here are just a few…
From Charlie Boas (son of the founder) –
It ran for ten years in the 60’s and 70’s. It was the creation of my father, Dr. Charles W. “Doc” Boas. It was staffed with almost all college and high school students and usually only played in the summers. It was based outside of East Berlin, PA in Adams County. Most of the youth who worked for the show mark it as a major event in their lives, and my dad is sort of a revered cult figure. Dad passed away in Stewartstown about ten years ago. The truck you depicted is sort of an icon, toiling away in a field outside of York. Your painting gives it a wistful quality which I find to be bittersweet. The circus was a big part of my life during my formative years and sometimes I feel like that part of me is indeed out to pasture. Incidentally, one of the big adventures we had on the show was the time we loaded the whole show on the ferry and played a date on Martha’s Vineyard. What a great audience, and what fun to take all the trucks on the ferry. I recall it took two or three loads to get them all over. We were the first circus ever to play there.
Thanks for making the painting, and thanks for letting me ramble.
From Jeffrey Gabel –
In 1971, I was fresh out of college and my first job in show business was with Circus Kirk, a student summer tented circus out of East Berlin, PA which is 15 miles northeast from Gettysburg in rural Adams County. In addition to performing as a clown, I drove the stock truck in your elegiac painting “Out to Pasture.” I also painted the circus logo on the truck. It’s amazing the truck has survived because it was already ancient in 1971 as was the entire fleet of Circus Kirk vehicles. Everyday, I loaded the truck with five ponies, one obstinate palomino horse by the name of Golden Rocket, his arch enemy Bama the Lama, Munch the Wonder Goat, a the mongrel dog act, and Pork Chop the trained pig. Talk about a menagerie! And those poor animals had to suffer my jerky driving because I learned to drive a stick shift on that truck so my shifting was anything but smooth. What stories I could tell you about the adventures in that truck, traveling the highways and byways of rural Pennsylvania and Ohio. And the breakdowns!
we have been off the snow storm track for the first part of this winter so all those marvelous nor’easters are blowing right by and leaving six or seven flakes on the ground just to tease…
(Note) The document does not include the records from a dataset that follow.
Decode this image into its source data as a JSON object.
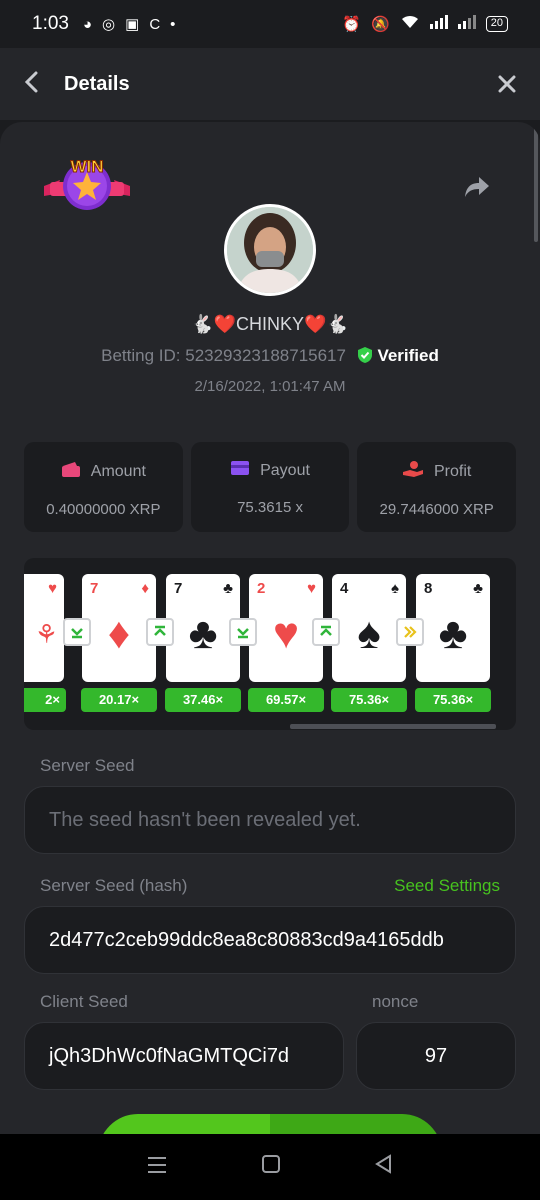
{
  "status_bar": {
    "time": "1:03",
    "battery": "20"
  },
  "header": {
    "title": "Details"
  },
  "badge": {
    "text": "WIN"
  },
  "user": {
    "name": "🐇❤️CHINKY❤️🐇"
  },
  "bet": {
    "betting_id_label": "Betting ID: ",
    "betting_id": "52329323188715617",
    "verified_label": "Verified",
    "date": "2/16/2022, 1:01:47 AM"
  },
  "stats": [
    {
      "label": "Amount",
      "value": "0.40000000 XRP",
      "icon": "wallet-icon",
      "icon_color": "#e8477a"
    },
    {
      "label": "Payout",
      "value": "75.3615 x",
      "icon": "card-icon",
      "icon_color": "#8b52f0"
    },
    {
      "label": "Profit",
      "value": "29.7446000 XRP",
      "icon": "hand-coin-icon",
      "icon_color": "#e84a4a"
    }
  ],
  "cards": [
    {
      "rank": "",
      "suit": "♥",
      "color": "red"
    },
    {
      "rank": "7",
      "suit": "♦",
      "color": "red"
    },
    {
      "rank": "7",
      "suit": "♣",
      "color": "black"
    },
    {
      "rank": "2",
      "suit": "♥",
      "color": "red"
    },
    {
      "rank": "4",
      "suit": "♠",
      "color": "black"
    },
    {
      "rank": "8",
      "suit": "♣",
      "color": "black"
    }
  ],
  "arrows": [
    "⌄",
    "⌃",
    "⌄",
    "⌃",
    "»"
  ],
  "multipliers": [
    "2×",
    "20.17×",
    "37.46×",
    "69.57×",
    "75.36×",
    "75.36×"
  ],
  "server_seed": {
    "label": "Server Seed",
    "value": "The seed hasn't been revealed yet."
  },
  "server_seed_hash": {
    "label": "Server Seed (hash)",
    "link": "Seed Settings",
    "value": "2d477c2ceb99ddc8ea8c80883cd9a4165ddb"
  },
  "client_seed": {
    "label": "Client Seed",
    "value": "jQh3DhWc0fNaGMTQCi7d"
  },
  "nonce": {
    "label": "nonce",
    "value": "97"
  },
  "colors": {
    "accent_green": "#47c21f",
    "background": "#25262a"
  }
}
today… an inch !
I’ve begun the serious work of narrowing down the best compositions for the winter’s hibernation. The list…the short list…is over 30 paintings. When I count out the weeks, the days, between now and the big summer show at the Granary Gallery… July 17th for those who might wish to know… the realist in me, no pun intended, might anticipate 12-15 solid pieces, one of which will be another very detailed 8 footer. So… the pressure is on !
With my supply of ready-to-go panels dwindling I can’t wait for the weather to warm up before putting some more in the pipeline. The newly roofed garage is cleared out enough to provide ample workspace and though it is not insulated or heated the space heater and afternoon sunshine warm it up enough to work. At least that was the case until this morning.
The snow means no sun and the temps are well below freezing. Even though I keep the adhesive next to an iron and use said iron to smooth and secure the canvas to the panels…and even though I have Finnegan laying at my feet and the Koln Concert vibes warming up the rest of the garage…it was too cold for this artiste. I got one more panel wrapped and fled to the warmer studio.
A couple weeks ago I finished a painting which featured this compost pile…and uncharacteristically I’ve gone back a couple times since to tweak the light and shadows…not quite satisfied that it was singing.
Yesterday morning…as Finnegan and I made our way to work through the back gate… I passed the compost pile…
and just that little bit of snow, almost an inch ! , gave a place for the raking light to…well…rake. I’m going to go back one more time…with today’s snow falling outside and the fingers warming up…and see if the muses were right.